##### DATA EXTRACT

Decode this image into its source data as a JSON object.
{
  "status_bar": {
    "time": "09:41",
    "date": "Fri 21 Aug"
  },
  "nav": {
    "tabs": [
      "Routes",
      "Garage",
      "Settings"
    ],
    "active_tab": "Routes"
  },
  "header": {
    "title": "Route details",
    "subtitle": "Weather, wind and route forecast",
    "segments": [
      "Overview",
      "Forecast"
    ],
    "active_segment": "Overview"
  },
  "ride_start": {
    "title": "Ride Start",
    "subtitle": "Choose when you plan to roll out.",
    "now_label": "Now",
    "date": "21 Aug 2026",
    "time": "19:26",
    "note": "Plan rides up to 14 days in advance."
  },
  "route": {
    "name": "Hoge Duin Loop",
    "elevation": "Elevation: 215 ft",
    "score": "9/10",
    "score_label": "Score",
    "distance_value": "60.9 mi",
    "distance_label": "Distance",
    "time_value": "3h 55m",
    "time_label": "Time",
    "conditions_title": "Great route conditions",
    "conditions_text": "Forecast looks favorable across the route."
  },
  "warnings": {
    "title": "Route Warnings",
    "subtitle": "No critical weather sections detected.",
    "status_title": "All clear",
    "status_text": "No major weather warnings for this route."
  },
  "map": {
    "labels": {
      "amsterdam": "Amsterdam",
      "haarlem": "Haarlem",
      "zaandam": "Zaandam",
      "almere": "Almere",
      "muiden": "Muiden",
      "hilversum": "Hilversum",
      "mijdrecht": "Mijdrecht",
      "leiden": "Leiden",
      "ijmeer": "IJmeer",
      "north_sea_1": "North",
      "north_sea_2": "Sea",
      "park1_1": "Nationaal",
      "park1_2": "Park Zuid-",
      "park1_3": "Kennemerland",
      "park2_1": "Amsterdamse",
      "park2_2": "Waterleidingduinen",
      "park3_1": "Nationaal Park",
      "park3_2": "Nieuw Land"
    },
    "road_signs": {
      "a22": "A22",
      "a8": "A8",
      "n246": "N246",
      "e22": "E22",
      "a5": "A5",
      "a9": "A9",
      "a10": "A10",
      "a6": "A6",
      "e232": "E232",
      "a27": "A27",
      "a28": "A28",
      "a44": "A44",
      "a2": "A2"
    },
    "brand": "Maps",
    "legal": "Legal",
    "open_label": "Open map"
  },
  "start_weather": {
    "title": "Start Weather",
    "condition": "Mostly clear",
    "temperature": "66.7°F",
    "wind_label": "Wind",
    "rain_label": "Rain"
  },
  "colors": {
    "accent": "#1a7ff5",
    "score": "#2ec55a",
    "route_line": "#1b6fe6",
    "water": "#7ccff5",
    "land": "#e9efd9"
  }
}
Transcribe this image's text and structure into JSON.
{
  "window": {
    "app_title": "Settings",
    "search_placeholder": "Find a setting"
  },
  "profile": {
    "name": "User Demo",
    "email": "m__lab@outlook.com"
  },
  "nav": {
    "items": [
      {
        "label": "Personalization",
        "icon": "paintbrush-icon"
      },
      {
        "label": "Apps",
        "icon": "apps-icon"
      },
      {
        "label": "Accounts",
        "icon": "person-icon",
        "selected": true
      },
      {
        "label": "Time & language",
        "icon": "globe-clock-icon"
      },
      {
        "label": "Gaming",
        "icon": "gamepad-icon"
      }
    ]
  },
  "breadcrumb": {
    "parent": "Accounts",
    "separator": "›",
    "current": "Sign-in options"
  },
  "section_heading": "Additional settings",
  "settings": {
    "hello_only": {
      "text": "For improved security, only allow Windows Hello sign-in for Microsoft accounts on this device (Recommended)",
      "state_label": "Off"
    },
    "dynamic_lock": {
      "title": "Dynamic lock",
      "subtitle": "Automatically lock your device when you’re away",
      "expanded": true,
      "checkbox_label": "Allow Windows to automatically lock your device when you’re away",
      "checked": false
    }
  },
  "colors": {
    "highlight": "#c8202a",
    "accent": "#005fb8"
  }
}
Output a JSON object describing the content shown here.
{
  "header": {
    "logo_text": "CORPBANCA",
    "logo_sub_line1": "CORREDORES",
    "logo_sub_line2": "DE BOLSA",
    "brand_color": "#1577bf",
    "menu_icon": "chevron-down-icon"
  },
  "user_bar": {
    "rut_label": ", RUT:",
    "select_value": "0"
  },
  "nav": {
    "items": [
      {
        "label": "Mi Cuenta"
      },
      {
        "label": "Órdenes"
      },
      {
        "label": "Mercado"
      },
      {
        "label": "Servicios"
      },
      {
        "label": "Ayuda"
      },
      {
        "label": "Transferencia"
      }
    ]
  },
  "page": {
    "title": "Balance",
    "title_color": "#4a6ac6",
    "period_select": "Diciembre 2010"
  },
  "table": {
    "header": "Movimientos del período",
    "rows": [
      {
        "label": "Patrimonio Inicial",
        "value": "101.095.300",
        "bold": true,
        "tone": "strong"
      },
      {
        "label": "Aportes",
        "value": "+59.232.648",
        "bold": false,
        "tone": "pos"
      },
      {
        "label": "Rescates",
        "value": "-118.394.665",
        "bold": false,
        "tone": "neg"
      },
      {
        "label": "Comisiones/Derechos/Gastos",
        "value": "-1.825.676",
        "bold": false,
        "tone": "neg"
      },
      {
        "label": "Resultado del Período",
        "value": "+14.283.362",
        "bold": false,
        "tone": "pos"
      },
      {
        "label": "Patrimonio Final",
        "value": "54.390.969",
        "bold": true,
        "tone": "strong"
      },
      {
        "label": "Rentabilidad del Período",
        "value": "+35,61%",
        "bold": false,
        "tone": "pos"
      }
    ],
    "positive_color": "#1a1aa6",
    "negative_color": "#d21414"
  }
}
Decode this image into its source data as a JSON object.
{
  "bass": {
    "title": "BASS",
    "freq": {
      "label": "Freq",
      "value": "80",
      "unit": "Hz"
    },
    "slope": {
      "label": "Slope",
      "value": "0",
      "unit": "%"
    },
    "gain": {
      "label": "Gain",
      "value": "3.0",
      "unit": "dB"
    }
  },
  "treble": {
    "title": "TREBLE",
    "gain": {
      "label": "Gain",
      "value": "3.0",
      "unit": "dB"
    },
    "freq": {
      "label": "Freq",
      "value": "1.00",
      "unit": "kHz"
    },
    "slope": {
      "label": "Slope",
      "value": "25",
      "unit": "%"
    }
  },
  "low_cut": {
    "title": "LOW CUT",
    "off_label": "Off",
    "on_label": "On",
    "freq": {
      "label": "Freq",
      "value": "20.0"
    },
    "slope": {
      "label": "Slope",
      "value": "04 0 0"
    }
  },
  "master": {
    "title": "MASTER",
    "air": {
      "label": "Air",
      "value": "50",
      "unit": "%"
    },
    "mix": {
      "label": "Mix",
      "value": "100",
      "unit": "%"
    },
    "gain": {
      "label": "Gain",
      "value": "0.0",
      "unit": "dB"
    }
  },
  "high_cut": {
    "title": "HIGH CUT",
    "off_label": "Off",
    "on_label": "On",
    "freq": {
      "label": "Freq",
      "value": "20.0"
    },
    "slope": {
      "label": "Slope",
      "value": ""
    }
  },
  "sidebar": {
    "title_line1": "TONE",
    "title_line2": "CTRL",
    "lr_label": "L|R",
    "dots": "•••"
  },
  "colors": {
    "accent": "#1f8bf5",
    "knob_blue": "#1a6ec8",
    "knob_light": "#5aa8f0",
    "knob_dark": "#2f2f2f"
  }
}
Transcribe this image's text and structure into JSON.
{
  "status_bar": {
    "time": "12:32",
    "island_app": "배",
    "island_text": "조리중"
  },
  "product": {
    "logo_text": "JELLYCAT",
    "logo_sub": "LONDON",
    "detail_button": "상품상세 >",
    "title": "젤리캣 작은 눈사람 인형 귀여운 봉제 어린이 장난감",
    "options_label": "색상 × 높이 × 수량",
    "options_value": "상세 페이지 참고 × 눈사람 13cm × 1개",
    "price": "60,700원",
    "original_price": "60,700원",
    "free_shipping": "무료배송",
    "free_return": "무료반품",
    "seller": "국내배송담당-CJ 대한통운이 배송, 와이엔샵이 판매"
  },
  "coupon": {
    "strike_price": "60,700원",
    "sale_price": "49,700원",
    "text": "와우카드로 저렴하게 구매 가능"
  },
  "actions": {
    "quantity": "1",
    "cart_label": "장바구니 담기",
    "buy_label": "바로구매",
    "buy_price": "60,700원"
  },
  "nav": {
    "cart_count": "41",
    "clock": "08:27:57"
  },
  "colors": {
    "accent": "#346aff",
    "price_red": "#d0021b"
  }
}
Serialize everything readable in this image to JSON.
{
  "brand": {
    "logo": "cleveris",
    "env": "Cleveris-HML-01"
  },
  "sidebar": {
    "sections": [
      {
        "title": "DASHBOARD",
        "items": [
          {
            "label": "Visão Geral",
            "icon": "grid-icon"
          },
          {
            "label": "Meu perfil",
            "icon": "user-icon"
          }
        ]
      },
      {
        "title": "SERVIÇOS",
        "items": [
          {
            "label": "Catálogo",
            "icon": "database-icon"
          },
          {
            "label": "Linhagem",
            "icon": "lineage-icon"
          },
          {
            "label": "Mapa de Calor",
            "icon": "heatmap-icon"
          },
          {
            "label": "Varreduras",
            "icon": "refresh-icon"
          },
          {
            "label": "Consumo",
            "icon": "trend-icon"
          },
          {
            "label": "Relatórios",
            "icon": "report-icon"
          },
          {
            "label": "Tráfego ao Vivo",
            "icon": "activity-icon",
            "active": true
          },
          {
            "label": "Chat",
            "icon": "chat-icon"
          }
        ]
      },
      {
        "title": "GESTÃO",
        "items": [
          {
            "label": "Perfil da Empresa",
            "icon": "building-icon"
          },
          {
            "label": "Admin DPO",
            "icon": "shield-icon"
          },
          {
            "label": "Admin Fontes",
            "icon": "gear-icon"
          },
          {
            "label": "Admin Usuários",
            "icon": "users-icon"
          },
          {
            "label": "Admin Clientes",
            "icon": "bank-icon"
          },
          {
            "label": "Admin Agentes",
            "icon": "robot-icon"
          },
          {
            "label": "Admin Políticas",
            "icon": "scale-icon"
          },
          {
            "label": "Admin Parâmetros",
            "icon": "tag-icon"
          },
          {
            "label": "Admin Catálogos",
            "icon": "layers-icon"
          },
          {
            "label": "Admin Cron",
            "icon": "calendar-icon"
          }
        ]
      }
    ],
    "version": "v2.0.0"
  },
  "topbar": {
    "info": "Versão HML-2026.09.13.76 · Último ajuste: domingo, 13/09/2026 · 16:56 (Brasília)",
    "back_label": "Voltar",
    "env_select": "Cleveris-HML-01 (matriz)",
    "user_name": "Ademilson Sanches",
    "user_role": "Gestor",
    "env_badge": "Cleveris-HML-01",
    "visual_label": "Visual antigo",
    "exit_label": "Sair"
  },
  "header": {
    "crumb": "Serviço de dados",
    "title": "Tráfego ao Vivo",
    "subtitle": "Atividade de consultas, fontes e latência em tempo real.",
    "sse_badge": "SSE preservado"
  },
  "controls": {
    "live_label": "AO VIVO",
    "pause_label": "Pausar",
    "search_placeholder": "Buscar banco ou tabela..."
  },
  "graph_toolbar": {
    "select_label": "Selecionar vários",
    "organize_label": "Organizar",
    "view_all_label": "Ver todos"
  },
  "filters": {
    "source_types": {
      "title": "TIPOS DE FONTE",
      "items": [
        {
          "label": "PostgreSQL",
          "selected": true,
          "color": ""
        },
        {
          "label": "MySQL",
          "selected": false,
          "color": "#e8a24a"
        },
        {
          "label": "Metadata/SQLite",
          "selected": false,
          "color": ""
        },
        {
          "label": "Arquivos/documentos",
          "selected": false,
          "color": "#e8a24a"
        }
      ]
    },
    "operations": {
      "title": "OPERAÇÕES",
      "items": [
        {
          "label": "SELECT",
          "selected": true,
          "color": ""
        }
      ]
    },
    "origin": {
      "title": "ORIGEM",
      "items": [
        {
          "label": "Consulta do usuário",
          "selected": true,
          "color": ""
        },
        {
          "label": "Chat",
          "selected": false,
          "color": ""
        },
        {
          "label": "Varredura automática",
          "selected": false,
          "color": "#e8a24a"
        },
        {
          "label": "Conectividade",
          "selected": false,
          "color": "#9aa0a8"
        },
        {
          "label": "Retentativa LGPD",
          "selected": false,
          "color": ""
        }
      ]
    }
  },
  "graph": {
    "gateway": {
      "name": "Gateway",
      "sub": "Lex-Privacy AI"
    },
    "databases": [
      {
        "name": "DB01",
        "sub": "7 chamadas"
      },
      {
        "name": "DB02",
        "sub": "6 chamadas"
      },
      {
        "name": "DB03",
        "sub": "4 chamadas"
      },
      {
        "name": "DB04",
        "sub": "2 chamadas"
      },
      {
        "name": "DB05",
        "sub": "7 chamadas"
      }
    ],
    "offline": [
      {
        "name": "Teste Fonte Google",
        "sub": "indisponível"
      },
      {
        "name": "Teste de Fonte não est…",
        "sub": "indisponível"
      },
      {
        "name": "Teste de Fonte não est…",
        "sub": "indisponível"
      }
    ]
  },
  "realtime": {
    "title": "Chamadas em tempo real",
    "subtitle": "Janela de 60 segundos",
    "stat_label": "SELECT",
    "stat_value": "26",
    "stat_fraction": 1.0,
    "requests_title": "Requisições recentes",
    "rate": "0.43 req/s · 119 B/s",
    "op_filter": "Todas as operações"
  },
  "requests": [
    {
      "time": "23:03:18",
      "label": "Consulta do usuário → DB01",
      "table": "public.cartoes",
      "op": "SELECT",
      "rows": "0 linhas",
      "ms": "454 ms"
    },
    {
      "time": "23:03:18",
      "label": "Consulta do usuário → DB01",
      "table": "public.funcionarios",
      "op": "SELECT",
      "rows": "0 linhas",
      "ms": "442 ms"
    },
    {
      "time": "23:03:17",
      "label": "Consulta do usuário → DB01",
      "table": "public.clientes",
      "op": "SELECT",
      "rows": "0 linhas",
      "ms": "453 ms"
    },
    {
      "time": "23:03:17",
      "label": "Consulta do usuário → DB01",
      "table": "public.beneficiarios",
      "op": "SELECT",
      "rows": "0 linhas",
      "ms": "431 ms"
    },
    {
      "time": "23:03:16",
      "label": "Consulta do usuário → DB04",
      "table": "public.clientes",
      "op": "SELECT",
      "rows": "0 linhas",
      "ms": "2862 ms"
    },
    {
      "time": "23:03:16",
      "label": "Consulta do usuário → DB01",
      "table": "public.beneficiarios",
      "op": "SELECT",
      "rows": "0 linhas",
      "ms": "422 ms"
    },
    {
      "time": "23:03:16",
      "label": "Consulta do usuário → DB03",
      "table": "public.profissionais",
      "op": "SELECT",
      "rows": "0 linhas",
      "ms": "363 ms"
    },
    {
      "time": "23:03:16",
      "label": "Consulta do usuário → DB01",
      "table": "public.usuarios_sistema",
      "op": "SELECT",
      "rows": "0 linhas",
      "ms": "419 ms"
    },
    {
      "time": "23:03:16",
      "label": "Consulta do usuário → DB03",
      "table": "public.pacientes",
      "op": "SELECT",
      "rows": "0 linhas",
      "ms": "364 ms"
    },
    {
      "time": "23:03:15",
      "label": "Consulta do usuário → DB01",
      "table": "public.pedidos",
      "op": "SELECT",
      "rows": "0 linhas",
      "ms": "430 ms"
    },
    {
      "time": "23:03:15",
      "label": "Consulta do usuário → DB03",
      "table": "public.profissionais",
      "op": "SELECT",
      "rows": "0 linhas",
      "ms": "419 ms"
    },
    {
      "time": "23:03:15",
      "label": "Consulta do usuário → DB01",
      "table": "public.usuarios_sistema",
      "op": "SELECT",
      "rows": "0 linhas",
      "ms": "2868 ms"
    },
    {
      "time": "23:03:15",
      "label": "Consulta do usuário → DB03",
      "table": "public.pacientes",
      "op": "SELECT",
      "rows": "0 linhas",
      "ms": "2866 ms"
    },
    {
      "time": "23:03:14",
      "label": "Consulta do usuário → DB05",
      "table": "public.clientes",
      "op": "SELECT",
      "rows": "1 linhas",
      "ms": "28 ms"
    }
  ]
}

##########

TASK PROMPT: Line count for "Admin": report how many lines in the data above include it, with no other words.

TASK OUTPUT: 9